I'm sorry, I didn't realize that I didn 't tell you what the handicap was. It seems his leg was injured as a kitten, how was not known, and major surgery was performed requiring pins to be inserted for the leg to heal. The vet that performed the surgery said the bald spot was from where the long pins were removed, and only one short pin remains in the bone which cannot be removed. Therefore, the cat cannot bend that leg. The thing is, my son can understand the hair not growing back in that spot because of the scar, what he can't understand is why the bald spot is spreading.

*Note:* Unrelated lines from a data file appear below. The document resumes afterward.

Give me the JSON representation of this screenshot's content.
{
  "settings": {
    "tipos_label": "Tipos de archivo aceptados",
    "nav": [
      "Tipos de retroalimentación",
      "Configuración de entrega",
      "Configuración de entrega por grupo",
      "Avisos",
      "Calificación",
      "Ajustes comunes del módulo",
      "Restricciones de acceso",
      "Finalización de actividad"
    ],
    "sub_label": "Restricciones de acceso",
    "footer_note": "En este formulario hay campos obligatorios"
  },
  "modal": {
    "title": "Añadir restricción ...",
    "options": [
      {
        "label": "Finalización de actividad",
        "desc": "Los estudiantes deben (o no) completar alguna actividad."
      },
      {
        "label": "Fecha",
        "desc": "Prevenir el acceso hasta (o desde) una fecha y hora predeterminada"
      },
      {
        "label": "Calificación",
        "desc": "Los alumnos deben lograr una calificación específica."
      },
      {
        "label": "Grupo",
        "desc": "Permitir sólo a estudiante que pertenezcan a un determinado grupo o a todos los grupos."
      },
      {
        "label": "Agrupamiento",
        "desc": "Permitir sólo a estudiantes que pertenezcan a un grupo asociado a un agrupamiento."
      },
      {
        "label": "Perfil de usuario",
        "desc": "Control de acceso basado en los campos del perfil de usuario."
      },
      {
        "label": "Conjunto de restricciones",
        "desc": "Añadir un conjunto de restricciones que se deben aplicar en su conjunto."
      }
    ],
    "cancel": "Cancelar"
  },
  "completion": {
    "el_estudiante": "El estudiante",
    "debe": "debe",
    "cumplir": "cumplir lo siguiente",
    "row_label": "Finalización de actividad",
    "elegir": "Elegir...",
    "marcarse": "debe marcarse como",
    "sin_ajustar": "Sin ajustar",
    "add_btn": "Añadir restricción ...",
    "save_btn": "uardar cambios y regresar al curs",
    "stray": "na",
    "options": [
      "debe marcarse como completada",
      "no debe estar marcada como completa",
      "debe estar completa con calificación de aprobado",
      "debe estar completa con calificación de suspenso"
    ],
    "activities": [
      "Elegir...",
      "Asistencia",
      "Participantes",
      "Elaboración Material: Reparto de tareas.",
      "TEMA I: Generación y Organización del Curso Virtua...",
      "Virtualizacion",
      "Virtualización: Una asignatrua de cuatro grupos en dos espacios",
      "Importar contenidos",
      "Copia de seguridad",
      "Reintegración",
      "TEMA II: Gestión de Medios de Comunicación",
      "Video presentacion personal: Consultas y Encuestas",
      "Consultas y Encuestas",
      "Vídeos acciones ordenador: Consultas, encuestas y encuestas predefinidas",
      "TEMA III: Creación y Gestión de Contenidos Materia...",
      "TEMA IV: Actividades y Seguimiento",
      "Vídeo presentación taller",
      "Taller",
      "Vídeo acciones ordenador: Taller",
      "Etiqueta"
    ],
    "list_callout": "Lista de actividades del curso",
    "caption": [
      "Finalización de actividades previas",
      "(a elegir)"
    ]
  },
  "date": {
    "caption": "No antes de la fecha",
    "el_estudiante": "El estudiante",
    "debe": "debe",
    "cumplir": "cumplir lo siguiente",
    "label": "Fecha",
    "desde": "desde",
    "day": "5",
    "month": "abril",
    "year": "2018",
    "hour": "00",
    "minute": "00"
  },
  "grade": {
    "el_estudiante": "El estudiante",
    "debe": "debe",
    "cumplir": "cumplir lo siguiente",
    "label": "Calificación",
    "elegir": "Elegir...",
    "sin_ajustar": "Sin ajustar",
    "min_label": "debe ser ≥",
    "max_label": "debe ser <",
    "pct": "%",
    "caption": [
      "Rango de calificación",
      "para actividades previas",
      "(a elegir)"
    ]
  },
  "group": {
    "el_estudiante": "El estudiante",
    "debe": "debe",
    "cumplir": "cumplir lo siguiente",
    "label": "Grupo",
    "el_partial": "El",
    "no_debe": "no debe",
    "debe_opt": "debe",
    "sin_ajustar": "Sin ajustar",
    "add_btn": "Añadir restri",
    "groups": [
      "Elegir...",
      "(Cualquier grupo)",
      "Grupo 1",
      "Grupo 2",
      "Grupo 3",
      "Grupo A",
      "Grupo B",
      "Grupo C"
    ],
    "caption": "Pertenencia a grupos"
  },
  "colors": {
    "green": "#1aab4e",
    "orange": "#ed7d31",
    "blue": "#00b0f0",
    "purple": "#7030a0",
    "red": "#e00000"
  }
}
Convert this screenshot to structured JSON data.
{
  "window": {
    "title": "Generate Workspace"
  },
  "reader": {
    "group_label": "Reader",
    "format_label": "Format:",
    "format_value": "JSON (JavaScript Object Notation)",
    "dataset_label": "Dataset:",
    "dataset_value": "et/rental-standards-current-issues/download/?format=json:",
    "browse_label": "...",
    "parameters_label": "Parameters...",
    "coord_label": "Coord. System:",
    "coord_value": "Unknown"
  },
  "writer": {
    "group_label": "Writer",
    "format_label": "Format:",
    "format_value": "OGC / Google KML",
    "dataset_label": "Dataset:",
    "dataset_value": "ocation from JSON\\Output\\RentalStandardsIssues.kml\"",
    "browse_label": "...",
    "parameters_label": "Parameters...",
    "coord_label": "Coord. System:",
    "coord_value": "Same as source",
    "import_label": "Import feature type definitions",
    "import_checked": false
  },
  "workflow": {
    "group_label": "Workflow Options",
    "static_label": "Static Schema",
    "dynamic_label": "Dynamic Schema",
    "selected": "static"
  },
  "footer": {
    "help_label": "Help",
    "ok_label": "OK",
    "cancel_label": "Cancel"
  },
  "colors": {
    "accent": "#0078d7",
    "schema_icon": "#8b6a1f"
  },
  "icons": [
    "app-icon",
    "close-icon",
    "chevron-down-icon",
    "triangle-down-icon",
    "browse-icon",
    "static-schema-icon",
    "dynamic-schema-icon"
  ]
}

I didn't understand before that the bald area was originally because of a surgery. How long ago was the surgery? many years? Is the area crusty or dandruffy? Is the skin discolored red or brown.black? can you feel anything in that area that feels different than the other side? Is there any swelling or softness? I want to make sure there no internal irritation which may be affecting the skin. Has he had the leg xray'ed recently?
Let's try this again with more info
not necessarily. I have seen dogs with hip dysplasia whose lameness does not change but will start biting over their hips and cause hair loss trying to get to the "hurting place"
You could try a little vit E on the area but I am still suspicious that there is something else going on- Hair should be growing back, not falling out from the desciptions you have given me. It is unusual, but not impossible for the shorter pin to move.
Here are some funding possibilities-I can give you some suggestions for where to turn for financial aid. I'd start with the local animal shelters to see if they know of any low cost or subsidized vet care in your area. Nationally here are some groups that might help you afford the vet bills: American Animal Hospital Association http://www.aahahelpingpets.org/ " Through the AAHA Helping Pets Fund, veterinary care is possible for sick or injured pets even if they have been abandoned or if their owner is experiencing financial hardship." Angels 4 Animals http://www.angels4animals.org/ "Our services range from financial aid to complete treatment to those pets and pet owners in need." Care Credit http://www.carecredit.com/ A credit card company for health care, including veterinary care. "With a comprehensive range of plan options, for treatment or procedure fees from $1 to over $25,000, we offer a plan and a low monthly payment to fit comfortably into almost every budget." God's Creatures Ministry http://www.all-creatures.org/gcm/help-cf.html "This fund helps pay for veterinarian bills for those who need help." Help-A-Pet http://www.help-a-pet.org/home.html "Our efforts focus on serving the elderly, the disabled, and the working poor." IMOM http://www.imom.org/ "We are dedicated to insure that no companion animal has to be euthanized simply because their caretaker is financially challenged." The Pet Fund http://thepetfund.com/ "The Pet Fund is a registered 501(c)3 nonprofit association that provides financial assistance to owners of domestic animals who need urgent veterinary care." United Animal Nations http://www.uan.org/lifeline/index.html "The m ission of LifeLine is to help homeless or recently rescued animals suffering from life-threatening conditions that require specific and immediate emergency veterinary care. We strive to serve Good Samaritans and rescue groups who take in sick or injured animals. In certain cases, LifeLine can also assist senior citizens and low-income families pay for immediate emergency veterinary care." They also keep a list of local and national help resources here http://www.uan.org/index.cfm?navid=163 Feline Veterinary Emergency Assistance (FVEAP) http://www.fveap.org/sys-tmpl/door/ "Seniors, People with disabilities, People who have lost their job, Good Samaritans who rescue a cat or kitten - any of these folks may need financial assistance to save a beloved companion." The Feline Veterinary Emergency Assistance Program is a nonprofit 501 (c)(3) organization that provides financial assistance to cat and kitten guardians who are unable to afford veterinary services to save their companions when life-threatening illness or injury strikes. Of these, the most reliable one in terms of providing assistance is .carecredit.